2Ben J. Wattenberg, The Easy Solution to the Social Security Crisis, The New York Times, June 22, 1997.

3B. Lindsay Lowell, director of Policy Studies at the Institute for the Study of International Migration at Georgetown University speaking at a roundtable discussion April 26, 2005, the National Press Club Washington, D.C.

4Nicholas Eberstadt, Henry Wendt Scholar in political economy at the American Enterprise Institute. Speaking at a roundtable discussion April 26, 2005, the National Press Club Washington, D.C. Transcript available at: His full remark reads: “It is a meticulous and diligent report, and I commend it to all of you to read. In my remarks I’m going to try to do three things very quickly: first, to tell you that the broad conclusion of Steve’s report is incontestably true, secondly, to quibble with a few things about interpretation in the presentation, and finally, to give Steve and Mark some more work for the future by asking some questions which I don’t know the answer to but somebody may want to go into.”

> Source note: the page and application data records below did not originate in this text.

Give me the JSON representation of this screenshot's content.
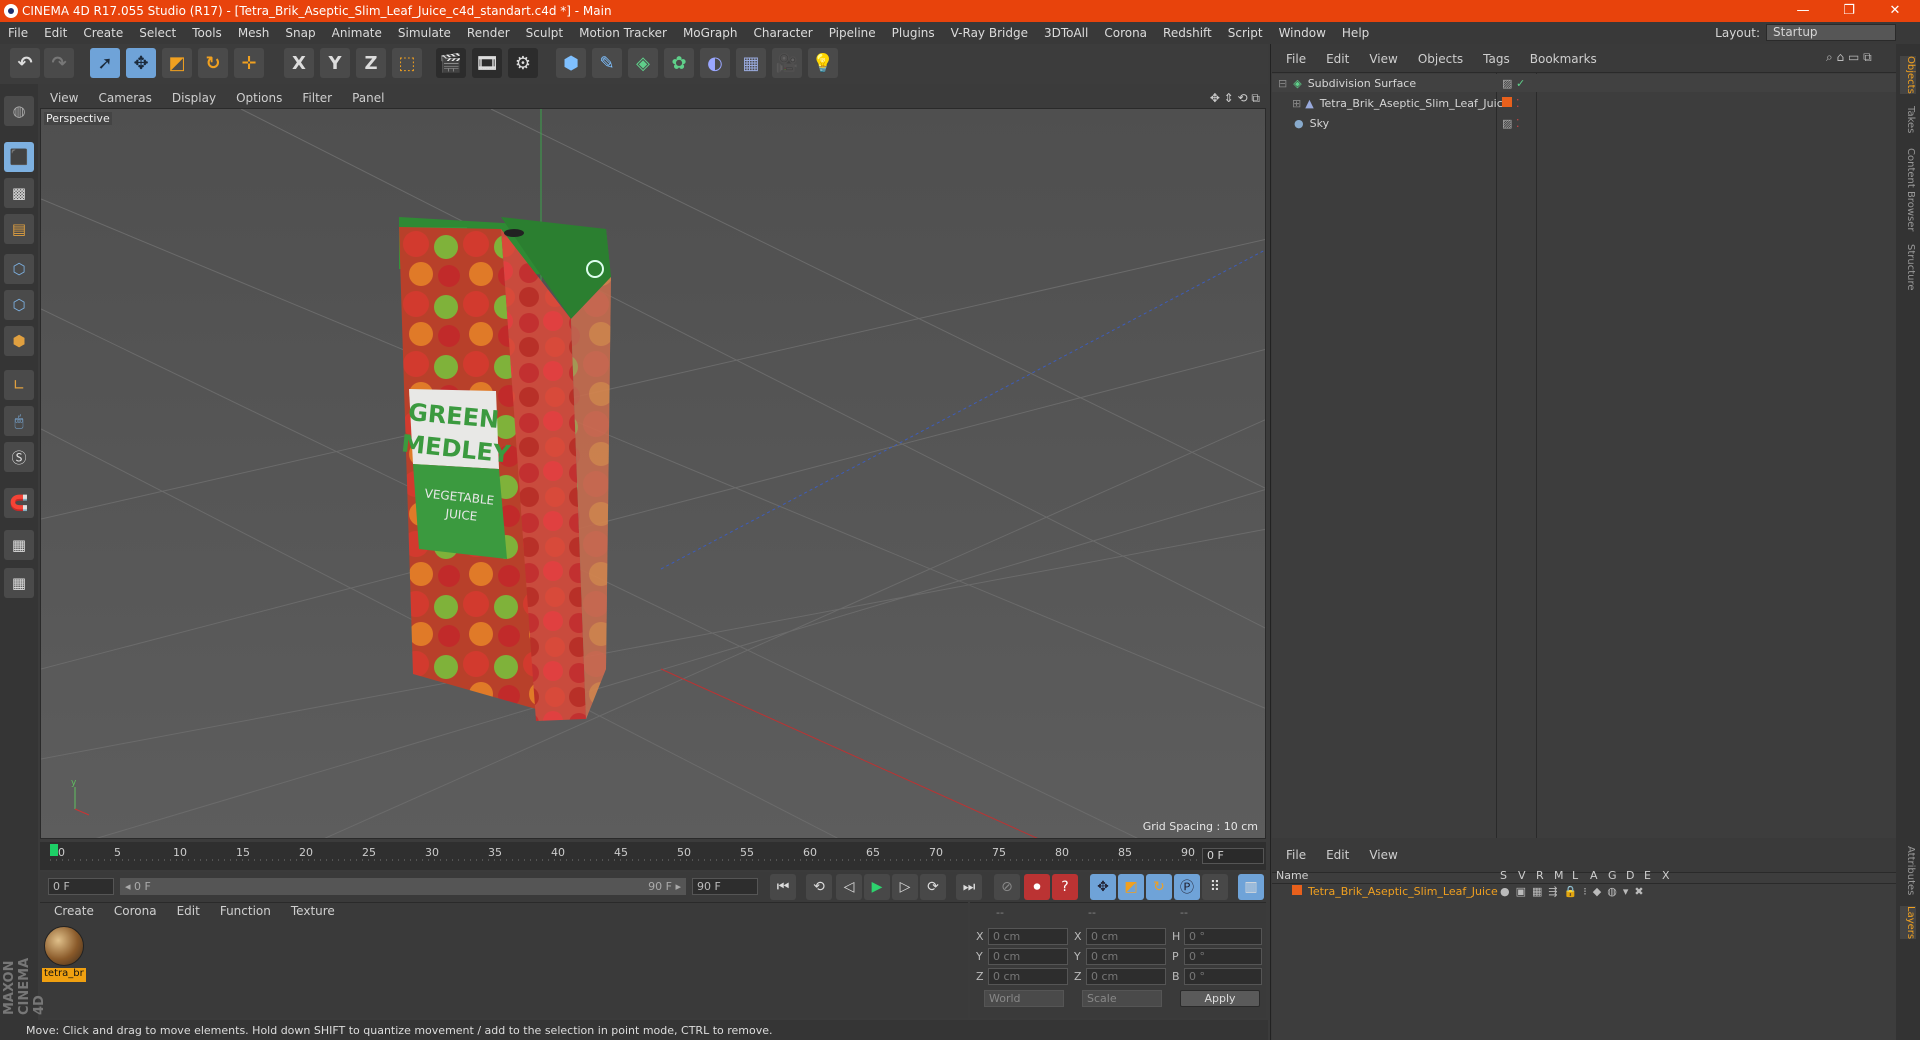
{
  "window": {
    "title": "CINEMA 4D R17.055 Studio (R17) - [Tetra_Brik_Aseptic_Slim_Leaf_Juice_c4d_standart.c4d *] - Main",
    "minimize": "—",
    "restore": "❐",
    "close": "✕"
  },
  "menu": [
    "File",
    "Edit",
    "Create",
    "Select",
    "Tools",
    "Mesh",
    "Snap",
    "Animate",
    "Simulate",
    "Render",
    "Sculpt",
    "Motion Tracker",
    "MoGraph",
    "Character",
    "Pipeline",
    "Plugins",
    "V-Ray Bridge",
    "3DToAll",
    "Corona",
    "Redshift",
    "Script",
    "Window",
    "Help"
  ],
  "layout": {
    "label": "Layout:",
    "value": "Startup"
  },
  "toolbar": {
    "x": "X",
    "y": "Y",
    "z": "Z"
  },
  "viewport": {
    "menu": [
      "View",
      "Cameras",
      "Display",
      "Options",
      "Filter",
      "Panel"
    ],
    "label": "Perspective",
    "grid_spacing": "Grid Spacing : 10 cm"
  },
  "product": {
    "line1": "GREEN",
    "line2": "MEDLEY",
    "sub1": "VEGETABLE",
    "sub2": "JUICE"
  },
  "timeline": {
    "ticks": [
      "0",
      "5",
      "10",
      "15",
      "20",
      "25",
      "30",
      "35",
      "40",
      "45",
      "50",
      "55",
      "60",
      "65",
      "70",
      "75",
      "80",
      "85",
      "90"
    ],
    "frame": "0 F",
    "start": "0 F",
    "range_start": "◂ 0 F",
    "range_end": "90 F ▸",
    "end": "90 F"
  },
  "material": {
    "menu": [
      "Create",
      "Corona",
      "Edit",
      "Function",
      "Texture"
    ],
    "name": "tetra_br"
  },
  "coords": {
    "head": [
      "--",
      "--",
      "--"
    ],
    "rows": [
      {
        "a": "X",
        "av": "0 cm",
        "b": "X",
        "bv": "0 cm",
        "c": "H",
        "cv": "0 °"
      },
      {
        "a": "Y",
        "av": "0 cm",
        "b": "Y",
        "bv": "0 cm",
        "c": "P",
        "cv": "0 °"
      },
      {
        "a": "Z",
        "av": "0 cm",
        "b": "Z",
        "bv": "0 cm",
        "c": "B",
        "cv": "0 °"
      }
    ],
    "mode1": "World",
    "mode2": "Scale",
    "apply": "Apply"
  },
  "objects": {
    "menu": [
      "File",
      "Edit",
      "View",
      "Objects",
      "Tags",
      "Bookmarks"
    ],
    "items": [
      {
        "name": "Subdivision Surface",
        "color": "#d6d6d6"
      },
      {
        "name": "Tetra_Brik_Aseptic_Slim_Leaf_Juice",
        "color": "#d6d6d6"
      },
      {
        "name": "Sky",
        "color": "#d6d6d6"
      }
    ]
  },
  "layers": {
    "menu": [
      "File",
      "Edit",
      "View"
    ],
    "header": "Name",
    "cols": [
      "S",
      "V",
      "R",
      "M",
      "L",
      "A",
      "G",
      "D",
      "E",
      "X"
    ],
    "row": "Tetra_Brik_Aseptic_Slim_Leaf_Juice"
  },
  "sidetabs": [
    "Objects",
    "Takes",
    "Content Browser",
    "Structure",
    "Attributes",
    "Layers"
  ],
  "maxon": "MAXON CINEMA 4D",
  "status": "Move: Click and drag to move elements. Hold down SHIFT to quantize movement / add to the selection in point mode, CTRL to remove."
}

5Extrapolating that every 800,000 immigrants adds $346 billion in Social Security payroll taxes. Dr. Camarota noted that the SSA figures indicated a simple linear trend in Social Security revenues from increased immigration. So it is easy to extrapolate from the data with simple mathematics. From pp. 10-11 of: Immigration in An Aging Society: Workers, Birth Rates, and Social Security, Steven A. Camarota, Center for Immigration Studies, April, 2005.


7According to Nicholas Eberstadt of the American Enterprise Institute at the roundtable discussion of Immigration in An Aging Society, April 26, 2005.

8See footnote 32 of the Camarato paper.

9“Immigrants in New York: Their Legal Status, Incomes and Taxes” by Jeff Passel and Rebecca Clark, Urban Institute 1998. Table 3a page 109 reports Social Security Tax payments by legal status.

10Paul Krugman, North of the Border, The New York Times, March 27, 2006.

11Robert E. Rector and Christine Kim, The Fiscal Cost of Low-Skill Immigrants to the U.S. Taxpayer, The Heritage Foundation, Special Report #14, May 22, 2007.